I flew out of Sao Paulo to Curitiba in the state of Parana, and ventured by horse and by jeep to the town of Londrina, and thence by horse and by mule and, sometimes, by jeep, to a new and wild town called Arapongas. This town of Arapongas was far from civilization and from law. Arapongas was a town of men, and the men carried guns and knives, except for the blacks and the half-breeds, who carried machetes. Arapongas had dirt streets lined with tents. One stone building housed the bank. Several shacks were constructed of small logs and canvas, and a few rooms were available in these shacks. Each room had a hole in a corner of the floor, and chickens and pigs fought for whatever dropped through that hole. A small board and a stone covered the hole most of the time. Sometimes a mule train arrived from Londrina, bearing supplies. Some of the local farms sold food in an outdoor market. Near the town was what was billed as the biggest tree in the world, and I went there and it was big, very big, and the mules rode around it slowly.
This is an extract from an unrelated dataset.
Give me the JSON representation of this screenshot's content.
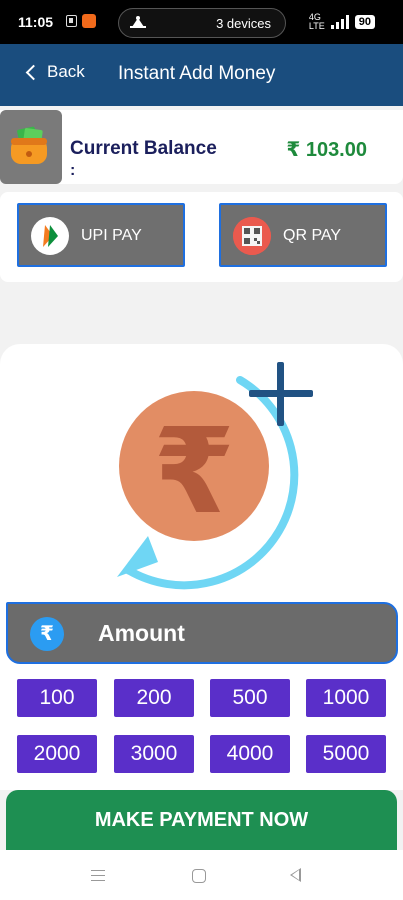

Farther from the town, nazis had constructed a formidable coffee plantation with large houses of logs and canvas, with stables and outbuildings for the storage of beans and the quartering of servants. These nazis were they whom I had been seeking, they who had done such a fine job with the coffee beans. Their current project was the cutting and the piling and the burning of miles and miles of heavy forest.
They had large crews of peasants in camps, guarded as slaves must be guarded. The peasant workers were, I noticed, very heavily fed, for the labor was indeed arduous. From the big houses to the nearest unsullied woods was about 500 yards. In these immediately adjacent woods was a great canyon that made it impractical to cut and to burn those woods, and numerous were the Indians who lived beyond the verge of that wooded canyon. Servants commanded by the Germans, would during the day, deploy baubles along the verge of the woods, baubles such as beads and the links of broken chains, shards of pottery and glass, shell casings. And in the early dusk the nazis would toss back their schnapps as they sat on their huge porches and used the incoming Indians for target practice. The Indians didn't ever quite understand what was occurring, for they wandered childlike and enchantedly among the precious baubles in the clearing. There were several such forward camps of Germans, and the same sport was enjoyed in each camp I visited. Once when I returned to our office in Londrina I was informed that one of these outposts had been discovered with its inhabitants brutally murdered, and that small arrows had been found fledging the unclean bodies, and spears.
Those Europeans who told me of this atrocity were in deep sorrow among themselves, mournfully pondering the subhuman savagery among which our honorable white races must serve. As I gazed from face to face in our offices, and as I realized the bitter outrage which was struggling to the surface in each personality, I must confess that I very nearly giggled. I was very young.